6 to 3 Months Out (January, February, March):
Visit potential employers, if you don’t yet have an offer. Visits, which are typically scheduled between October and March, are necessary so you can understand job elements, communicate your strengths, and negotiate well. To arrange visits to hospitals, contact hospital physician recruiters: “I’m interested. How do I arrange a visit?” For private practice and academic positions, refer to the list you’ve developed, and contact practice managers, partners, or department chairs. “There’s such a great need for neurologists in all fields; I don’t think people will be struggling to find positions,” says Józefowicz. Still, if there is a particular place you want to work, you’re going to need to strategize to lock it in.
Anticipate offers and contracts. By now you may be fielding offers and peering at employment contracts. Józefowicz advises retaining an attorney to review the 2 of 2 contract, for a number of reasons. For example, while some employers offer big money, signing bonuses or incentive plans, “They may be so unrealistic you may burn out,” Józefowicz explains. It’s wise to have an attorney ensure that if you need to, you can get out of the contract before it ends.
3 Months Out to End of Fellowship (April, May, June):
Still awaiting offers? Shift action plans if necessary. Send letters directly to department chiefs or chairs, or practice managers or partners and make reference to former visits. If you’re not close to an offer by 30 days out, something needs to shift: You may need to push harder on employers who are close to extending an offer, or accept that you may not be working when your fellowship ends. In this case, consider temporary positions. Józefowicz says he routinely hears from facilities with needs for a range of locum tenens practitioners, from stroke doctors to neurologists who can take in-house calls to those who can commit to working for just one month. Most positions involve 70-hour work weeks but offer very high salaries, he adds. While this can be a grueling start to your professional life, there are some up sides: You will hone your skills quickly while also earning enough to help pay down student debt you may have accumulated during training.

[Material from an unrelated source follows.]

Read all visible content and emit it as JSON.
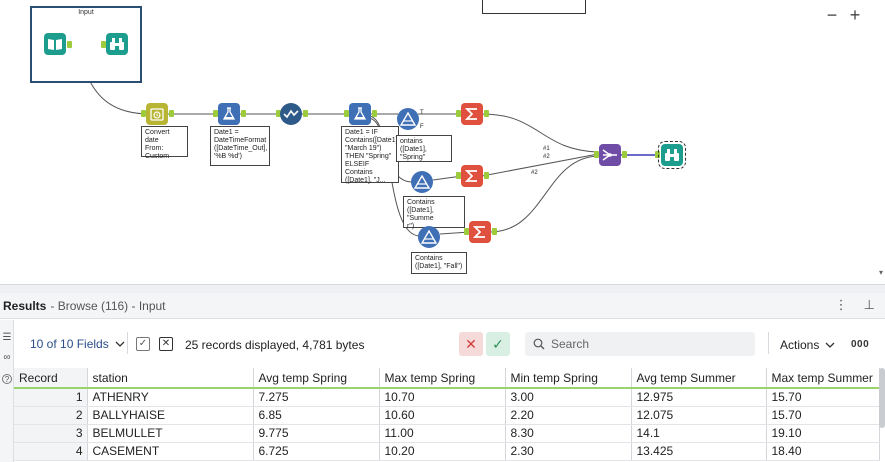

Throughout Your Training:
Prepare for business. Heading into private practice? If you can, set aside time during your residency or fellowship to learn medicine’s business operations side. Consider taking an online class; the American Academy of Neurology has a wide range of inexpensive online practice management webinars that can help prepare you at AAN.com/view/pmw16. You also may want to sign up for relevant newsletters, or even volunteer at a non-profit clinic to experience real-world practice conditions.
Plan for academics. Is teaching one of your professional goals? Mastering the subject matter is one aspect; mastering the art of teaching is another. Can you enroll in a short course on adult learning styles, or another class to help maximize your teaching methods?
You may not need these extra steps to win over a future employer, but they can increase your confidence in the classroom or lecture hall.
Don’t miss conferences. Attend or present at as many meetings as you can fit into your schedule. In addition to raising your professional profile, you’ll be positioning yourself to meet potential employers and future colleagues.
“It’s never too early to start looking,” states Brackenridge. For more ideas and advice on specific aspects of the job search process, visit the American Academy of Neurology’s online Neurology Career Center.
The Neurology Career Center features nearly 500 open neurology positions in a variety of practice settings nationwide. Save time and stay on top of your job search by creating a Job Seeker profile and create a Job Alert to be notified only when new positions of interest have been posted.